Your answer should be the complete data, copied exactly.

Source data:
-*-

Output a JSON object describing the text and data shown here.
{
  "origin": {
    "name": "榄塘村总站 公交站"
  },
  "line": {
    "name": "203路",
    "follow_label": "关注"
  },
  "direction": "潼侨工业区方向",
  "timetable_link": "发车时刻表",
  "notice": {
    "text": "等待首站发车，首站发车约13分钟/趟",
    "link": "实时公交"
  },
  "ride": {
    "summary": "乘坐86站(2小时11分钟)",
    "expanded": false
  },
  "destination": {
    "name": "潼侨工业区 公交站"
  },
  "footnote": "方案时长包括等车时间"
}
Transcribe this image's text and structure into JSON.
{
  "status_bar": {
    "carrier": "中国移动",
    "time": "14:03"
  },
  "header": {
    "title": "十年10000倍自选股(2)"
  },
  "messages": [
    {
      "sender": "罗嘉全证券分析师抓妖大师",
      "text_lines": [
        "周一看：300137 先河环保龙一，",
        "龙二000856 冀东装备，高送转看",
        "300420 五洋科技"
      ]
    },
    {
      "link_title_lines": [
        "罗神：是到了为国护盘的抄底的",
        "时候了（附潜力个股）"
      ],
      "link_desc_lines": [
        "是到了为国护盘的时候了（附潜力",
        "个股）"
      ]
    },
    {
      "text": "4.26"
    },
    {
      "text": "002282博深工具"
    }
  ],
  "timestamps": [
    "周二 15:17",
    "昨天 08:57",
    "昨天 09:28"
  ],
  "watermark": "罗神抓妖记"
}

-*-

Result of the task:
Output a JSON object describing the text and data shown here.
{
  "origin": {
    "name": "榄塘村总站 公交站"
  },
  "line": {
    "name": "203路",
    "follow_label": "关注"
  },
  "direction": "潼侨工业区方向",
  "timetable_link": "发车时刻表",
  "notice": {
    "text": "等待首站发车，首站发车约13分钟/趟",
    "link": "实时公交"
  },
  "ride": {
    "summary": "乘坐86站(2小时11分钟)",
    "expanded": false
  },
  "destination": {
    "name": "潼侨工业区 公交站"
  },
  "footnote": "方案时长包括等车时间"
}
Transcribe this image's text and structure into JSON.
{
  "status_bar": {
    "carrier": "中国移动",
    "time": "14:03"
  },
  "header": {
    "title": "十年10000倍自选股(2)"
  },
  "messages": [
    {
      "sender": "罗嘉全证券分析师抓妖大师",
      "text_lines": [
        "周一看：300137 先河环保龙一，",
        "龙二000856 冀东装备，高送转看",
        "300420 五洋科技"
      ]
    },
    {
      "link_title_lines": [
        "罗神：是到了为国护盘的抄底的",
        "时候了（附潜力个股）"
      ],
      "link_desc_lines": [
        "是到了为国护盘的时候了（附潜力",
        "个股）"
      ]
    },
    {
      "text": "4.26"
    },
    {
      "text": "002282博深工具"
    }
  ],
  "timestamps": [
    "周二 15:17",
    "昨天 08:57",
    "昨天 09:28"
  ],
  "watermark": "罗神抓妖记"
}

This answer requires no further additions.